[Saved data entries]
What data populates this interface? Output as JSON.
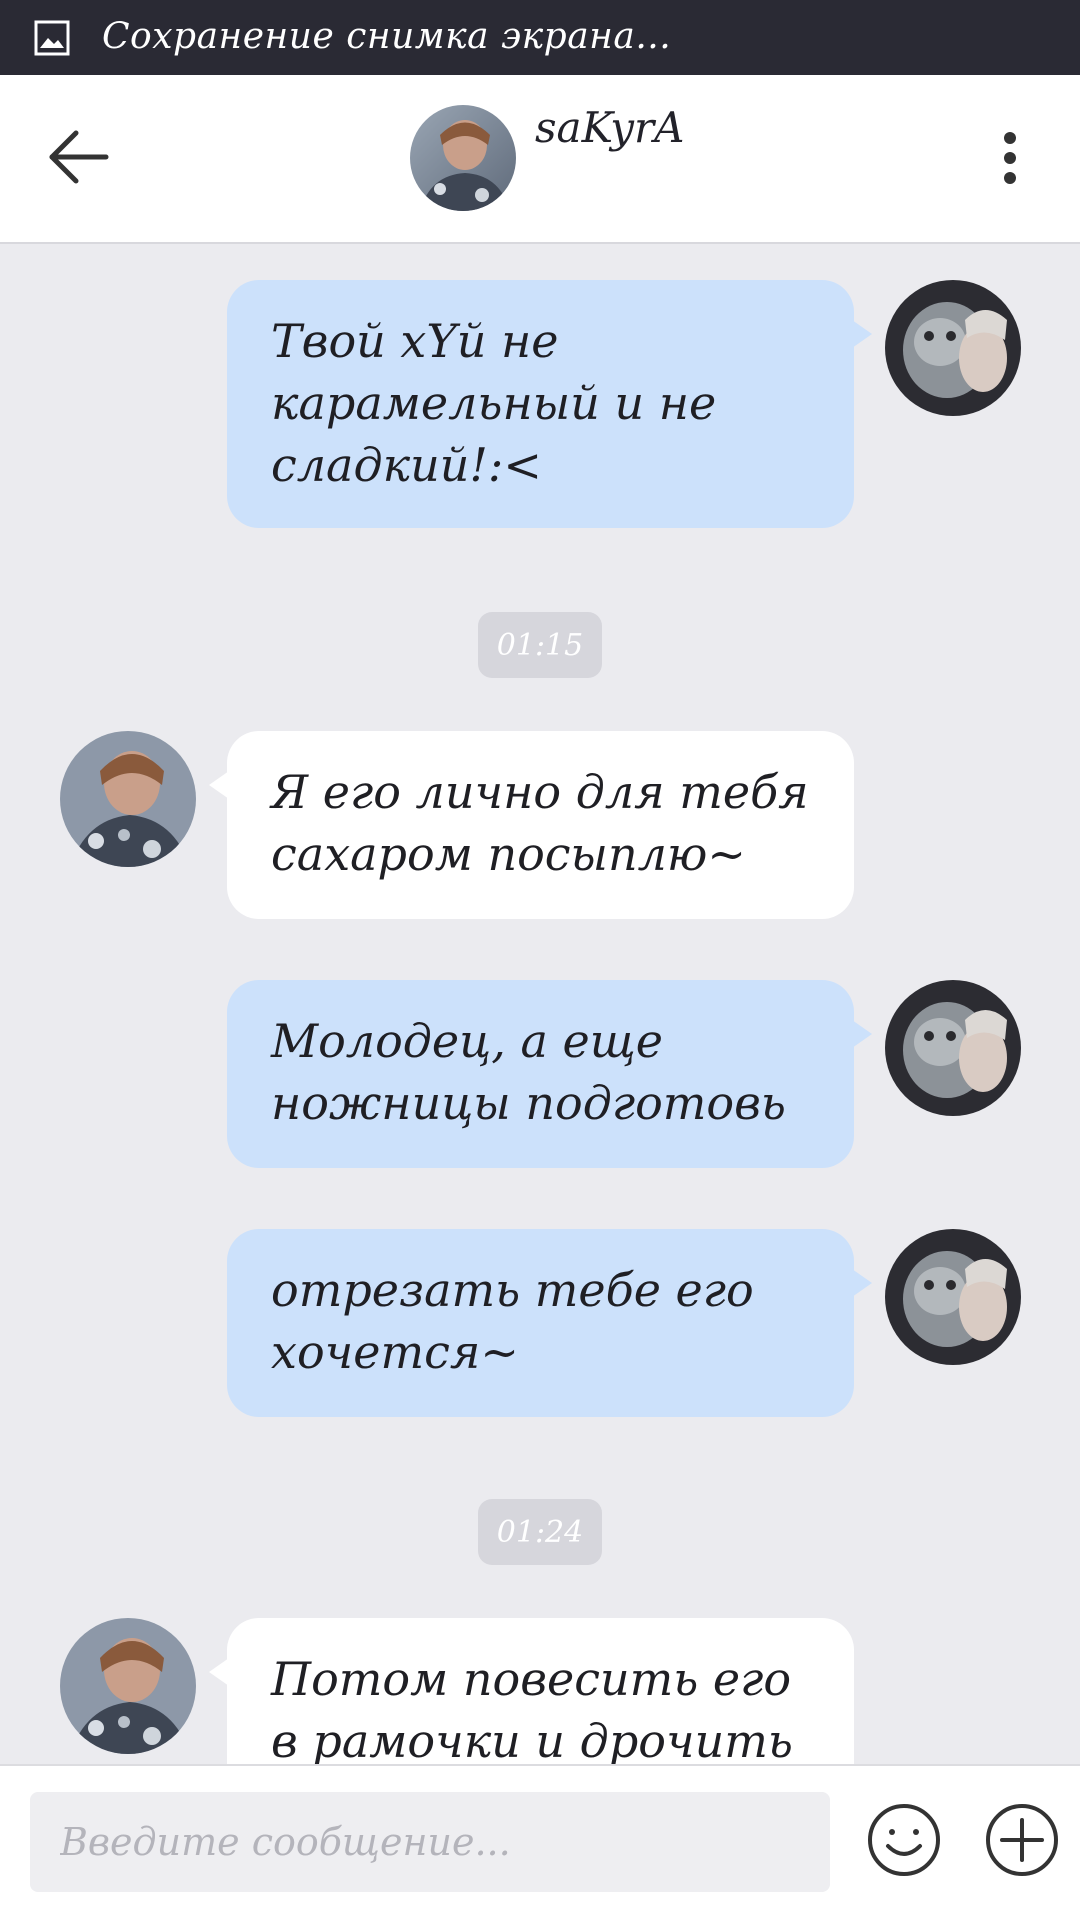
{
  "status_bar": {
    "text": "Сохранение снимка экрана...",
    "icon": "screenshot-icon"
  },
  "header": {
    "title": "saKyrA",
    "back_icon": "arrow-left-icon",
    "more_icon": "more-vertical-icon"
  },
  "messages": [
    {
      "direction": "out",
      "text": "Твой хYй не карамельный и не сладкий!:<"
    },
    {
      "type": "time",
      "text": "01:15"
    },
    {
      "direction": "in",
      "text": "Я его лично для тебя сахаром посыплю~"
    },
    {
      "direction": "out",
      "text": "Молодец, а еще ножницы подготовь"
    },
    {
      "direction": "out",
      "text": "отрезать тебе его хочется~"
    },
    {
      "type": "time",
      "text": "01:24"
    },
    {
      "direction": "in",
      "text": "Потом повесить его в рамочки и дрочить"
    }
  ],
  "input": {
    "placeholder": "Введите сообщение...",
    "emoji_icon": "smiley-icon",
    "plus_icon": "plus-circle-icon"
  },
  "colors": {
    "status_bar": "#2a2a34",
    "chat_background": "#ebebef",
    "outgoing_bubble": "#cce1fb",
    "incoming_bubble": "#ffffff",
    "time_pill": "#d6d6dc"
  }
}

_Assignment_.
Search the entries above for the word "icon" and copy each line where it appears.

_Task output_.
    "icon": "screenshot-icon"
    "back_icon": "arrow-left-icon",
    "more_icon": "more-vertical-icon"
    "emoji_icon": "smiley-icon",
    "plus_icon": "plus-circle-icon"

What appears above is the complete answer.